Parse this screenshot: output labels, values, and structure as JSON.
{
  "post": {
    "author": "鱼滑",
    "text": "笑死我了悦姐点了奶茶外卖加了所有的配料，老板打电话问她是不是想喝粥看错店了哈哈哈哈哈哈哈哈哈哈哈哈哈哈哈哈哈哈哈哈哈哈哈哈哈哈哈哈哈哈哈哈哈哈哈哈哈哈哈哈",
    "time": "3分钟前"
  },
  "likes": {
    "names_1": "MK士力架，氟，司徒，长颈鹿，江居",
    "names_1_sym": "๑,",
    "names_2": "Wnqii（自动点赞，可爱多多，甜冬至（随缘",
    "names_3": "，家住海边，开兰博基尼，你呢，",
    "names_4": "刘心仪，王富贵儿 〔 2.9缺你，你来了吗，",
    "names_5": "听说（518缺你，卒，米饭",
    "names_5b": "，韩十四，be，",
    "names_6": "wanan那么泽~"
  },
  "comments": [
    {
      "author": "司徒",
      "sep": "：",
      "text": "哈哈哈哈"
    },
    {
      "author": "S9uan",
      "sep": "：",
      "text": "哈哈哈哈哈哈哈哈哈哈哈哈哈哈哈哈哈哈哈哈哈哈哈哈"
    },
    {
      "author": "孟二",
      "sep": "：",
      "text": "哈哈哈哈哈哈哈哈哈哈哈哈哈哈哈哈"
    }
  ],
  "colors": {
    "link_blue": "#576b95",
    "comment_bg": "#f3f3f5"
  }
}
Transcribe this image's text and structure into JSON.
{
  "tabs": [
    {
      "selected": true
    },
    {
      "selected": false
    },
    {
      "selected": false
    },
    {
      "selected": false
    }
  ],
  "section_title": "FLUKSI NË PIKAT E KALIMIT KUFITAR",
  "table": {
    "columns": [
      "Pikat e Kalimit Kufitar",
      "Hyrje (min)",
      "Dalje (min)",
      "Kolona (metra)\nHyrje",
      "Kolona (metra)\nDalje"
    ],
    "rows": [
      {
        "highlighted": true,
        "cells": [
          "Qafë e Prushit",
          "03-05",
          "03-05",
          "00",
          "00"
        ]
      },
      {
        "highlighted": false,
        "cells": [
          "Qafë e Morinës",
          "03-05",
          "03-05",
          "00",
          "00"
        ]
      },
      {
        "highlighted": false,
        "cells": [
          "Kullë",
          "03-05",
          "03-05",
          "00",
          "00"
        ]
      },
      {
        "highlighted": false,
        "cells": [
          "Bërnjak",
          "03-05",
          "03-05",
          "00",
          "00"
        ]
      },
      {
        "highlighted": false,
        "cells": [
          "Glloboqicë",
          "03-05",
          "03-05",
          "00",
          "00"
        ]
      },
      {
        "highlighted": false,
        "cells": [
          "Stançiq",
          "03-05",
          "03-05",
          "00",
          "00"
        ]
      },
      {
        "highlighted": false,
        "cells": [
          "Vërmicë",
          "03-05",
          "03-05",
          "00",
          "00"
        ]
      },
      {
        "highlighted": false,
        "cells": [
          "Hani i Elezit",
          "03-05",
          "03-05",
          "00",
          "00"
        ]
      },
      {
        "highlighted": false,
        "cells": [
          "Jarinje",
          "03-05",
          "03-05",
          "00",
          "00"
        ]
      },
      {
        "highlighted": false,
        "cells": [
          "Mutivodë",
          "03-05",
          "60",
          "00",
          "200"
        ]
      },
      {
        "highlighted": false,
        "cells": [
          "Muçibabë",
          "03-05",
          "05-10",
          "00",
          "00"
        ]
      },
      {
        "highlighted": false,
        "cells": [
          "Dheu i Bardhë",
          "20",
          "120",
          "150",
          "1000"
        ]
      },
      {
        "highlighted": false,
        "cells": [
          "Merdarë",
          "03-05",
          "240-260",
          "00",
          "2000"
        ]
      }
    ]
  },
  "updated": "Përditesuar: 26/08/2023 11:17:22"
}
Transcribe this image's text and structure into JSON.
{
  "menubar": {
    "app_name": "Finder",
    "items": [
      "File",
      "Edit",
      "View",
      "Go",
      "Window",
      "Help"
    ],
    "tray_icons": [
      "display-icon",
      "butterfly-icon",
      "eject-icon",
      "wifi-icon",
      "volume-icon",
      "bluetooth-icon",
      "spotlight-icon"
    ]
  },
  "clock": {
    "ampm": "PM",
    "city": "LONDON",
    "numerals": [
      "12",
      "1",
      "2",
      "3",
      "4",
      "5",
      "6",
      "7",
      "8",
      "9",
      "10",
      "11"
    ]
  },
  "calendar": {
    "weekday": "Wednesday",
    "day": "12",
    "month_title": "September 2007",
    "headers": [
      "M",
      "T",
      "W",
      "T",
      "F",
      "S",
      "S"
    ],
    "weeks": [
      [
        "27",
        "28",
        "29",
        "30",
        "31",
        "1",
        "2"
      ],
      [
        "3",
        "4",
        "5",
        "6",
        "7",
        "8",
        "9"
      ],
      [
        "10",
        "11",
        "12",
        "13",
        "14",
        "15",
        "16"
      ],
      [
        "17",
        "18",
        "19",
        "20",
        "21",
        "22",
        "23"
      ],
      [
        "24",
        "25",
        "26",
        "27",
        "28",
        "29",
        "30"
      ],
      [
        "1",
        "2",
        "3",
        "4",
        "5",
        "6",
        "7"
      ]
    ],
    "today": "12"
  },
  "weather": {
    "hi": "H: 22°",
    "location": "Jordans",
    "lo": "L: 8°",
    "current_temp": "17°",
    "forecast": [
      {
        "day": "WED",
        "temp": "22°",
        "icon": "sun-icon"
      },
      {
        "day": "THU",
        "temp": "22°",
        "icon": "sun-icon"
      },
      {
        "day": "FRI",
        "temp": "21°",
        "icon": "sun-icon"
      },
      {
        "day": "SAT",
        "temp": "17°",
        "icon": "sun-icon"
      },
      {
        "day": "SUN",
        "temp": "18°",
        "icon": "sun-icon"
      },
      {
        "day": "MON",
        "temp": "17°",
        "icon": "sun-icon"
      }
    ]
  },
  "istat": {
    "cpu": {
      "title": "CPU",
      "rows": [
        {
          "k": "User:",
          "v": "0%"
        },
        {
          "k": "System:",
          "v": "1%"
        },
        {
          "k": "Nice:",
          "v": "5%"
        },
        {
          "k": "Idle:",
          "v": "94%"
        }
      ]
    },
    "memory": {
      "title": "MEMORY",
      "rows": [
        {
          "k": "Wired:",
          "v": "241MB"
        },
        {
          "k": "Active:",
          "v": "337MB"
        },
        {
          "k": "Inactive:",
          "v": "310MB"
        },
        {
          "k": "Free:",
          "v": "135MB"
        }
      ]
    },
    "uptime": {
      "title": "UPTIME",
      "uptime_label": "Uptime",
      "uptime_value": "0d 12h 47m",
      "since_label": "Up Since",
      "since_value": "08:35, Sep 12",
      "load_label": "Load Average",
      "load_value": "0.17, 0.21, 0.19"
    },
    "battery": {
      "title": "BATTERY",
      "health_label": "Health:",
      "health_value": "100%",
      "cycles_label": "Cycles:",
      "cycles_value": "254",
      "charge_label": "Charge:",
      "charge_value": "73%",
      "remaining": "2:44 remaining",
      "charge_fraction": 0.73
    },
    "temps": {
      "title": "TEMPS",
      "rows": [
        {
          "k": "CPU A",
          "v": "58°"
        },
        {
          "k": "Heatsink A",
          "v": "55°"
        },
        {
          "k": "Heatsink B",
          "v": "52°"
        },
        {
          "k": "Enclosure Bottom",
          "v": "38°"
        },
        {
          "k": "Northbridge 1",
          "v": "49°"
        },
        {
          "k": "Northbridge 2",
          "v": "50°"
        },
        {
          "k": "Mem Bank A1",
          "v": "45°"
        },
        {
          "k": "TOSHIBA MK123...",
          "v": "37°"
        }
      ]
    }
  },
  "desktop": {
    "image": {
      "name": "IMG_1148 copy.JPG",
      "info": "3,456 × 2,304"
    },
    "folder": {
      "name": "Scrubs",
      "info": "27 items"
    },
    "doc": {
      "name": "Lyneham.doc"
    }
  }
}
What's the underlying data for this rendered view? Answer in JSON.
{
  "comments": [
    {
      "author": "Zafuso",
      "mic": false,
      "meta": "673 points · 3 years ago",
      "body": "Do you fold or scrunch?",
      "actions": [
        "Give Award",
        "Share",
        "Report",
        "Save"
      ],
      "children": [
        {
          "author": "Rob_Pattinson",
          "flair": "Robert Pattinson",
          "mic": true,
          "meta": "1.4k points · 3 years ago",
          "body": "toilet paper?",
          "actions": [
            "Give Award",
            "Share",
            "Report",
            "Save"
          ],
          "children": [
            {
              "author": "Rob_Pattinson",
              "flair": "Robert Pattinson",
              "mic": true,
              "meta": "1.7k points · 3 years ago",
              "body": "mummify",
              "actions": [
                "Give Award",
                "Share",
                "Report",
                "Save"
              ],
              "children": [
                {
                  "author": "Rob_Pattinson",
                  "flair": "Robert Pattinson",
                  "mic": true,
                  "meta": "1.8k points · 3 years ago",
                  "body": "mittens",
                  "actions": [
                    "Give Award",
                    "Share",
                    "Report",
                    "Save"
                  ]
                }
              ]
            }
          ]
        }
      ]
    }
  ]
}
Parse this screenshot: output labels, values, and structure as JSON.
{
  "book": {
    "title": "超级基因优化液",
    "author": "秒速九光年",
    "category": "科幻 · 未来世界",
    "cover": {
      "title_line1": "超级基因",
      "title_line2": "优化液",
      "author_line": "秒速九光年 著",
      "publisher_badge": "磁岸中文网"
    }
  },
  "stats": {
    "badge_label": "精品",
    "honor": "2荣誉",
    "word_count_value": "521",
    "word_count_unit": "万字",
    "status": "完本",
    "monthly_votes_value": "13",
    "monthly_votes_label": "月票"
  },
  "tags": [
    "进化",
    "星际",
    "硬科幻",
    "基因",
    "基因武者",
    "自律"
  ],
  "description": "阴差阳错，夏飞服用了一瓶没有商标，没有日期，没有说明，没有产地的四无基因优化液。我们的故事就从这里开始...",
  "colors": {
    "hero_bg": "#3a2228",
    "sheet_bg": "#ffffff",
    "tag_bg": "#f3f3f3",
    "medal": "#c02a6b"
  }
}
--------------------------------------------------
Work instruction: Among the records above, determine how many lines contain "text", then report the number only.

Task output: 6